On Friday June 3 2005, at around 5 PM, as the afternoon drive was getting under way, listeners to WCBS 101.1 FM turned on their radios and got a nasty shock -- their beloved oldies station, the home of legendary DJs like Cousin Brucie and Don K Reed and shows like the "Doo Wop Shop", suddenly switched formats to a creepy thing called JACK FM.
JACK was strange beast -- a pop music station but without any DJs. Instead, the music was punctuated by snarky comments from an anonymous, pre-recorded voice named JACK. JACK was a very weird, very cruel, and very unpopular commentor. It was impersonal -- in fact, that was the entire point. This station without DJs was trying to be an IPod on the radio -- and the city was outraged.

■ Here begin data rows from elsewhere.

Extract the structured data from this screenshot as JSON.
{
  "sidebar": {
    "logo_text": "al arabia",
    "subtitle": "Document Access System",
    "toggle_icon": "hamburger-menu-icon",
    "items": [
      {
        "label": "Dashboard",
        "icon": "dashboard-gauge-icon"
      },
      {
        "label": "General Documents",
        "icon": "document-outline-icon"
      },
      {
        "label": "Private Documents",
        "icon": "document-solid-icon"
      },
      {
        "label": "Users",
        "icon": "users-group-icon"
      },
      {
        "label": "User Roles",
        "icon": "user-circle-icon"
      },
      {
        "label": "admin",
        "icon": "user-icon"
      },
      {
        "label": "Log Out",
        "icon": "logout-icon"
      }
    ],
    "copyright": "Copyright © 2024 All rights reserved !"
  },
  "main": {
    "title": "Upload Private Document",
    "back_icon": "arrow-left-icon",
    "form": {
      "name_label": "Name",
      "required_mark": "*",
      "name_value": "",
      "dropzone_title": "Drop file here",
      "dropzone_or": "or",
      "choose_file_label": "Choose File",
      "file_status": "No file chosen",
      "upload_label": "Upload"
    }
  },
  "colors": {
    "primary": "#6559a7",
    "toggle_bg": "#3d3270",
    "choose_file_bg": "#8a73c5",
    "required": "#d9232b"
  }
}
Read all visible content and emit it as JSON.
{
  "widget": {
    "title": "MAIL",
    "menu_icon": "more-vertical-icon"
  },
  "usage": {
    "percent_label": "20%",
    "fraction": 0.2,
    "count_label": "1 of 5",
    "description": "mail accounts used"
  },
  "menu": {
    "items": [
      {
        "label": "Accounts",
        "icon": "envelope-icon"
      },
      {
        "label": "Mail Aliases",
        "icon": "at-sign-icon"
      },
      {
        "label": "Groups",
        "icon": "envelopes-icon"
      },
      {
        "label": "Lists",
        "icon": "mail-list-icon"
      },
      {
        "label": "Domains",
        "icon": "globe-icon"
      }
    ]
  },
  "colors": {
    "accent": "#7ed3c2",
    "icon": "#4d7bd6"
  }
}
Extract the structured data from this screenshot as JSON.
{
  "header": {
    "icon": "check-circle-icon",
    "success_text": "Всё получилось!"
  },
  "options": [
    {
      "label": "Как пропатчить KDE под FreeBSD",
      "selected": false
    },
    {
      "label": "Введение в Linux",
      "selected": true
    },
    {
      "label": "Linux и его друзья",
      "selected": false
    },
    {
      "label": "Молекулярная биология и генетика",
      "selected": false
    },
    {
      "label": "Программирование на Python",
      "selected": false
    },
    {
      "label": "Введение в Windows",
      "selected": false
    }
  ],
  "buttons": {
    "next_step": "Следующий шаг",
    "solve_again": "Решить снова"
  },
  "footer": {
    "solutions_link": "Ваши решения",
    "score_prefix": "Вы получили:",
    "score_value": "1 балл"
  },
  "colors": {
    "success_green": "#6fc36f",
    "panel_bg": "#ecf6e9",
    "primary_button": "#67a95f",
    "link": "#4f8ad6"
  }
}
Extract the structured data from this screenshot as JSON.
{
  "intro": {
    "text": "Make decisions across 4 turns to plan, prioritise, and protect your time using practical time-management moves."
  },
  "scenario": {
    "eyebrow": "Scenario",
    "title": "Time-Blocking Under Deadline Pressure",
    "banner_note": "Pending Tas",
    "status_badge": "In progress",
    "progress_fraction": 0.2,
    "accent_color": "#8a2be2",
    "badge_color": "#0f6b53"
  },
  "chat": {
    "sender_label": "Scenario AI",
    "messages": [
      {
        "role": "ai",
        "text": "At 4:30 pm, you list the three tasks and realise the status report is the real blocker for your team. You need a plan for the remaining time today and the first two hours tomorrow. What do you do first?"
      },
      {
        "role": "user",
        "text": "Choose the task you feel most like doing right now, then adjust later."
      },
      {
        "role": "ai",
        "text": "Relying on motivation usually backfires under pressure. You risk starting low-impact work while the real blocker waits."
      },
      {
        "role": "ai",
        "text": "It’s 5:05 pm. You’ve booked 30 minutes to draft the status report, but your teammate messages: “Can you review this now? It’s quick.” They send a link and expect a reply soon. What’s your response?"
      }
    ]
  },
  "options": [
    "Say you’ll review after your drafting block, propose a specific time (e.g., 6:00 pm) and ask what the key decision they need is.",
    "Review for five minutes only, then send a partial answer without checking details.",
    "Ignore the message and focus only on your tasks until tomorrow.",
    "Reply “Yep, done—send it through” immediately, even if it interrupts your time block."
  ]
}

Mayor Bloomberg used obscene language to register his displeasure with the format change. The Internet blew up with complaints. Cousin Brucie himself even called into WNYC radio to exclaim how music radio was different, special, and an experience that no IPod could replicate. Outraged reigned.
No one liked JACK. JACK was wack. All boring music and no DJs made JACK a dull boy.
The ratings tanked. NYC firmly rejected JACK. The station didn't get JACK in the ratings. And, finally, in 2007, they decided to take JACK off ... the radio. (To paraphrase Fight Club, "I am JACK's total lack of ratings."). Soon enough, WCBS FM returned in all its oldies, high ratings glory.
JACK FM was an attempt to do something "cool" and "cutting edge" and it failed completely. Just a reminder that different isn't always better or more popular. And today, more than a decade, no one in NYC remembers -- or wants to remember -- JACK FM. It's like that embarrassing person you dated years ago that you want to forget and you want everyone else to forget. JACK has gone into NYC radio infamy -- gone and almost forgotten ... but not completely.